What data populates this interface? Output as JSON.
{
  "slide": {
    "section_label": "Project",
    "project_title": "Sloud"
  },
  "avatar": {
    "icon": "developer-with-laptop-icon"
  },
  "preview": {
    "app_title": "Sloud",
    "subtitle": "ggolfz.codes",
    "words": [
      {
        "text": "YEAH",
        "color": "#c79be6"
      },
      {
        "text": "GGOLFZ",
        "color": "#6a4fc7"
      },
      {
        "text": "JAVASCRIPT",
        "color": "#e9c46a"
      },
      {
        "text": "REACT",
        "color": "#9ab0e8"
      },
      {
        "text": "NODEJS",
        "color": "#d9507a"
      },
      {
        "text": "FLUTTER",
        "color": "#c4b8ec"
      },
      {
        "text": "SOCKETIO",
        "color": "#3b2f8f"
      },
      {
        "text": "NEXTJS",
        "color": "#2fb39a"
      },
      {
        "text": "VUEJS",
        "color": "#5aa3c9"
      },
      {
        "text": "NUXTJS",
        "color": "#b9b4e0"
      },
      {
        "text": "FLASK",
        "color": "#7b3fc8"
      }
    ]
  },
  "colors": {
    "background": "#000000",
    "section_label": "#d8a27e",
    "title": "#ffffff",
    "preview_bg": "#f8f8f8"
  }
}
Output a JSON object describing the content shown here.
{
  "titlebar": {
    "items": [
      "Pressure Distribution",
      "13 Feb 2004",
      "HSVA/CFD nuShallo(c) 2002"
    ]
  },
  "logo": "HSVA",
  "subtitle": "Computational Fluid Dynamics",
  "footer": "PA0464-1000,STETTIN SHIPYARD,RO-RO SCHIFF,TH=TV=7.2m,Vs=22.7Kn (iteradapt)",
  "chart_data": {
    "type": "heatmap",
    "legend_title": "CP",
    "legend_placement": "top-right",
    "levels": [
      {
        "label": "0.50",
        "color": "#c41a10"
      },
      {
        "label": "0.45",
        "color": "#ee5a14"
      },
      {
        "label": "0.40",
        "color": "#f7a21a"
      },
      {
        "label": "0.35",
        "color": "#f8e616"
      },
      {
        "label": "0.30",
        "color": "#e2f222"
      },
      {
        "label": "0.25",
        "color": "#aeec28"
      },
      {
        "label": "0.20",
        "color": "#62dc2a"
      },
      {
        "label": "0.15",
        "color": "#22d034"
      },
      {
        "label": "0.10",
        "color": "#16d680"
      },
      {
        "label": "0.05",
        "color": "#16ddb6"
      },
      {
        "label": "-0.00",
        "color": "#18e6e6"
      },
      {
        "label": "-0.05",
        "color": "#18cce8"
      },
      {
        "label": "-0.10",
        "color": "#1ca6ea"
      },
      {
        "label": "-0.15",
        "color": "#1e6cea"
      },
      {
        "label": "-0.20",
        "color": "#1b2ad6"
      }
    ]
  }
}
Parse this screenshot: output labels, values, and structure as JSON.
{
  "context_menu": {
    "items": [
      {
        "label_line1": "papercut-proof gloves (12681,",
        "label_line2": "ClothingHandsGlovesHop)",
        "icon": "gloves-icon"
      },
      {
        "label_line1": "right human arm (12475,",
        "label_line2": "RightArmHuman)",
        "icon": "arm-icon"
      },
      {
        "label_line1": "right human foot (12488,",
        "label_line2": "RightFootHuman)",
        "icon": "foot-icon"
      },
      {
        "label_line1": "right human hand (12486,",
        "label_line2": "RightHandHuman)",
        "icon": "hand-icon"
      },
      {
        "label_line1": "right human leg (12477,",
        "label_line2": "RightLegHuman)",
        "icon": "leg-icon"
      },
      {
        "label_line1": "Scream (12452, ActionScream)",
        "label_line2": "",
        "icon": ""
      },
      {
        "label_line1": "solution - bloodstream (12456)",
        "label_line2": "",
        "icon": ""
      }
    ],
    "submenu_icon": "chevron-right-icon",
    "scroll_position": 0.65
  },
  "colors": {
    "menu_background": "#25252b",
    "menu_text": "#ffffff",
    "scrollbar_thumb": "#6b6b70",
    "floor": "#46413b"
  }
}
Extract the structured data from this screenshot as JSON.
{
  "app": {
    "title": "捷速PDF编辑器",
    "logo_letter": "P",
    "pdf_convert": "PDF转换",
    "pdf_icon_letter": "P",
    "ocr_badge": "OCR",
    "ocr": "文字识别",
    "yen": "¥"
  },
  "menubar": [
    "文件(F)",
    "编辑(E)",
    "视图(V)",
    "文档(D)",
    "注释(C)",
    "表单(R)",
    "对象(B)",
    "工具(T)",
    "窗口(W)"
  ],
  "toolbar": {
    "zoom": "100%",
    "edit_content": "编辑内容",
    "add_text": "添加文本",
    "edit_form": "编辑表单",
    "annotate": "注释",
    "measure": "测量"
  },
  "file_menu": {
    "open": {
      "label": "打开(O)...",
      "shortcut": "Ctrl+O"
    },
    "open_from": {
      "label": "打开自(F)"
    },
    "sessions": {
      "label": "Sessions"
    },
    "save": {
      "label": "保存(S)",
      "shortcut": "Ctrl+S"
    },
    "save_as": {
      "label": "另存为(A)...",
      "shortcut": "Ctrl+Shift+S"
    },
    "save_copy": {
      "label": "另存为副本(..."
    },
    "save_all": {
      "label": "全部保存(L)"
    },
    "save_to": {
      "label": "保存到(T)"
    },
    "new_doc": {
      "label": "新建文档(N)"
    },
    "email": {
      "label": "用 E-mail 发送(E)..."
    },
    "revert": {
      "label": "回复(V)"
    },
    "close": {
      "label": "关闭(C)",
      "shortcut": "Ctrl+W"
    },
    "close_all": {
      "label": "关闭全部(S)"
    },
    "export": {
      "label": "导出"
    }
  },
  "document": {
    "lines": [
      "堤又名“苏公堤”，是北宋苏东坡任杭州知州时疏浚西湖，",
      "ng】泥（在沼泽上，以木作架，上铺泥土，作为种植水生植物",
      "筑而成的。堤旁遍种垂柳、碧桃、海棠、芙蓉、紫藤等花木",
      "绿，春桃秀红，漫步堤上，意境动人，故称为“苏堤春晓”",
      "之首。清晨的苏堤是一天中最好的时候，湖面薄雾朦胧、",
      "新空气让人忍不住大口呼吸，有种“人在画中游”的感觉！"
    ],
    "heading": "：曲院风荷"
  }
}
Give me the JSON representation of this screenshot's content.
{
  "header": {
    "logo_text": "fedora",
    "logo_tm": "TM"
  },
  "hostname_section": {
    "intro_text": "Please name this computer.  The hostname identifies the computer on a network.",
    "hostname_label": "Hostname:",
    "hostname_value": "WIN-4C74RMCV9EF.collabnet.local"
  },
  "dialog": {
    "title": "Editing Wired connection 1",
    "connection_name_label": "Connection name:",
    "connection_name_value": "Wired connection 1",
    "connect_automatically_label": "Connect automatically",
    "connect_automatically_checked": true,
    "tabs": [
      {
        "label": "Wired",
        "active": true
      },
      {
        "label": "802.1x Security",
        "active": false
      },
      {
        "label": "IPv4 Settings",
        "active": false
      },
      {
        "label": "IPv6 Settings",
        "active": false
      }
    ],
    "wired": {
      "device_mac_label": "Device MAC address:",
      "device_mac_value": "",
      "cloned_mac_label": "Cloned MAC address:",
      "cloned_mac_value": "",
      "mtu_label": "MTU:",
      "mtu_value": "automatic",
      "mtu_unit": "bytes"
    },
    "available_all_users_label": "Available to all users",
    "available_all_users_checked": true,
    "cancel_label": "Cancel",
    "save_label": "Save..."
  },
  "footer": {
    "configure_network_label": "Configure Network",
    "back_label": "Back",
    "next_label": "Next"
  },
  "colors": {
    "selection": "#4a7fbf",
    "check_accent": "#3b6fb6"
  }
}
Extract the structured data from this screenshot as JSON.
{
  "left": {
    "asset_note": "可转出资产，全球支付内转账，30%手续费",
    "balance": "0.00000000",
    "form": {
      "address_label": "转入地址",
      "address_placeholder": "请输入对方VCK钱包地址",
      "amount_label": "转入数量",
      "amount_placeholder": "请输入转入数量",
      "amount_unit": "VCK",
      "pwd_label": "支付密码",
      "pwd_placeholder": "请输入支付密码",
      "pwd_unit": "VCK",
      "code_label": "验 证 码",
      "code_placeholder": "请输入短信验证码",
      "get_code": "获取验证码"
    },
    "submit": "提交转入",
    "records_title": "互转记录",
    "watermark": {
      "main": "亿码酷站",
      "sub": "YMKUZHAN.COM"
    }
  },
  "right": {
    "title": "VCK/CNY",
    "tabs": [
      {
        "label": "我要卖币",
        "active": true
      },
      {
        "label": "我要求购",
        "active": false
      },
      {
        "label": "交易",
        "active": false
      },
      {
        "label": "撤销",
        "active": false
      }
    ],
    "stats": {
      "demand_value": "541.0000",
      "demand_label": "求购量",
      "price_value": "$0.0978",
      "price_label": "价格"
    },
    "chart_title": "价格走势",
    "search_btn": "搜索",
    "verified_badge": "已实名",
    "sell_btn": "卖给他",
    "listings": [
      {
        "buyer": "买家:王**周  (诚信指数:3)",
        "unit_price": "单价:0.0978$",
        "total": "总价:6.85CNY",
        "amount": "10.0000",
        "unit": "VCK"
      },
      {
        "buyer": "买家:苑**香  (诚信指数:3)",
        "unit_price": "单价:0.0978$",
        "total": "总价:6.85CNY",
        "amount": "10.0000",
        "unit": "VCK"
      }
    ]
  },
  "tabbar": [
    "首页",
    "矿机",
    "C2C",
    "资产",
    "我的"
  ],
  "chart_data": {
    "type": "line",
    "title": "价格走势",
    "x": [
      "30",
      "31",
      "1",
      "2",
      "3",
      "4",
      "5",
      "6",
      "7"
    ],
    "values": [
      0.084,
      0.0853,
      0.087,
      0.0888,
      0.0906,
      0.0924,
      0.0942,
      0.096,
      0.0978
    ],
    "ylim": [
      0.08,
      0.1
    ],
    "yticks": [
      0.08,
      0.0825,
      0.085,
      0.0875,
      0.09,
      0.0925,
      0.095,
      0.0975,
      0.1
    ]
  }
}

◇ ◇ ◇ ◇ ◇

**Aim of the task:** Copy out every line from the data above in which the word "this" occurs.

**Reply to the task:**
What data populates this interface? Output as JSON.
Parse this screenshot: output labels, values, and structure as JSON.
Extract the structured data from this screenshot as JSON.
Give me the JSON representation of this screenshot's content.
    "intro_text": "Please name this computer.  The hostname identifies the computer on a network.",
Extract the structured data from this screenshot as JSON.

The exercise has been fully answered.